30 September marks the launch of Volume II of a book called Castles, Customs, and Kings: True Tales by English Historical Fiction Authors. It promises to be an extraordinarily eclectic mix of stories, and there is going to be something in there for you whether your interest is in Saxon princes, or life in the Middle Ages, or what it was like to be living in the Georgian era. The stories reflect the huge and varied research carried out by the fifty or so authors, and I am proud that a few of my stories are to be included.
Anyway, linked to the launch I thought I would do a post on customs. Given the time of year, it seemed appropriate for the custom to be linked to the end of September, and that means …. harvest suppers. In my recent blog on 26 September I mentioned that my ancestor William Snooke listed in his diary that he had attended a harvest supper. I can recall going to these suppers when I was a child, but I had always assumed that they were linked to the Church.
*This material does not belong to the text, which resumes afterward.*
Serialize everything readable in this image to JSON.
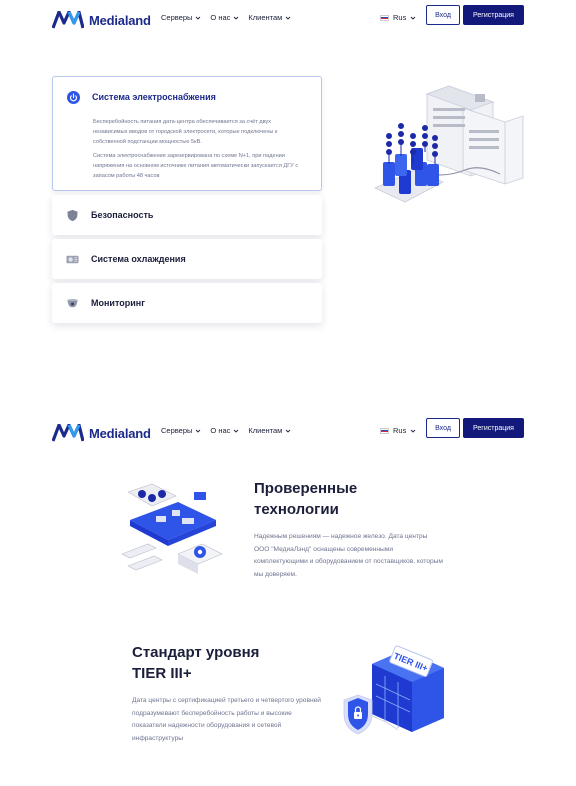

It turns out that this is a comparatively recent association – around 1843 – when the vicar in a Cornish parish church established a Thanksgiving Service and encouraged parishioners to turn up with farm and garden produce to decorate the church. That would then be eaten afterwards.
When I was living in a farming community on the Somerset levels I can remember that Harvest Suppers were highly organized events, attended by just about the entire village, usually held in a big tent or marquee. Cue much drinking of Somerset Cider and general merriment… It was an opportunity for the community to come together and celebrate, and it was only when I acquired a son-in-law who is a farmer that I began to appreciate what a landmark the end of the harvest actually is. For the entire year there is not one penny coming in to the farmer’s coffers (well, apart from the odd grant from Brussels…) while the farmer is labouring away ploughing, spreading manure, planting, spraying and doing whatever else that farmers do. And then, after a crescendo of work concentrated into the short period of August and early September, the harvest comes in and whoopeeee they can then try and flog a mountain of seeds. Small wonder that there is a collective sigh of relief at a chance to sit down with friends and neighbours and compare stories of how their yields are bigger than anyone else’s, or how they judged the weather forecast more accurately than their neighbour did.
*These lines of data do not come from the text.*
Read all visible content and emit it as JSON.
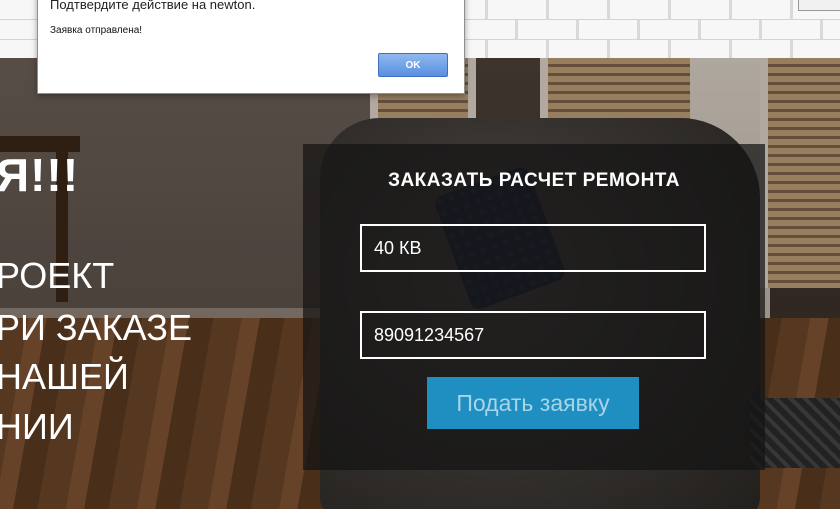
{
  "dialog": {
    "title": "Подтвердите действие на newton.",
    "message": "Заявка отправлена!",
    "ok_label": "OK"
  },
  "hero": {
    "headline": "Я!!!",
    "lines": [
      "РОЕКТ",
      "РИ ЗАКАЗЕ",
      " НАШЕЙ",
      "НИИ"
    ]
  },
  "form": {
    "title": "ЗАКАЗАТЬ РАСЧЕТ РЕМОНТА",
    "area_value": "40 КВ",
    "phone_value": "89091234567",
    "submit_label": "Подать заявку"
  },
  "colors": {
    "button": "#1e8fc0",
    "panel": "rgba(20,20,20,0.72)",
    "text": "#ffffff"
  }
}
These harvest suppers were behind the tradition taken to the New World with the Pilgrim Fathers, who gave a thanksgiving supper in 1621 when the first harvest was successfully brought in. I assume that harvesting is a bit later along the East coast of America, hence the tradition of a November Thanksgiving Day. In Britain we don’t have a set date for the Harvest Supper, but it is generally held close to the Harvest Moon, which is the name given to the first full moon after the Autumn Equinox. A harvest moon was always popular with farmers, because it starts to rise in the East just as the sun is setting in the West. There was no period of total darkness, meaning that work could go on late into the evening. This year the Harvest Moon was visible on the nights of 27/28 September, and for anyone interested in super-moons, or why they appear orange through the thicker atmosphere of the earth’s horizon as the moon rises, see an article on the Earth-Sky site here.
There were always interesting traditions linked to the end of the harvest, none more so than the view that it was bad luck to cut the final piece of corn. In some areas the harvesters would do the last bit, called the neck or mell, blindfolded. In other places the farm workers would hurl the scythe or sickle at the last few blades of wheat left standing, so that they were not in contact with the harbinger of ill-fortune at the time the last piece fell. In other areas of the country the gleaners would take home the last few pieces of corn, and then bend and fold them into corn dollies. These would hold the last few grains and, come the Spring, those grains would be the first to be sown. In other words: last out, first back in. There are some lovely examples of corn dollies and the like, here. Different areas of the country had different designs, from bells to crosses and dresses, but all had their roots in pagan idolatry.
The website for the regular blogs by the English Historical Fiction Authors can be found here.
(And the title “Shine on, Harvest Moon? It was written by vaudeville husband-and-wife team Nora Bayes and Jack Norworth, and was debuted by the Ziegfeld Follies in 1908. In the ’30s it was the title of a western film, and in 1944 a biographical film about the lives of Bayes and Norworth used it as the film’s title.)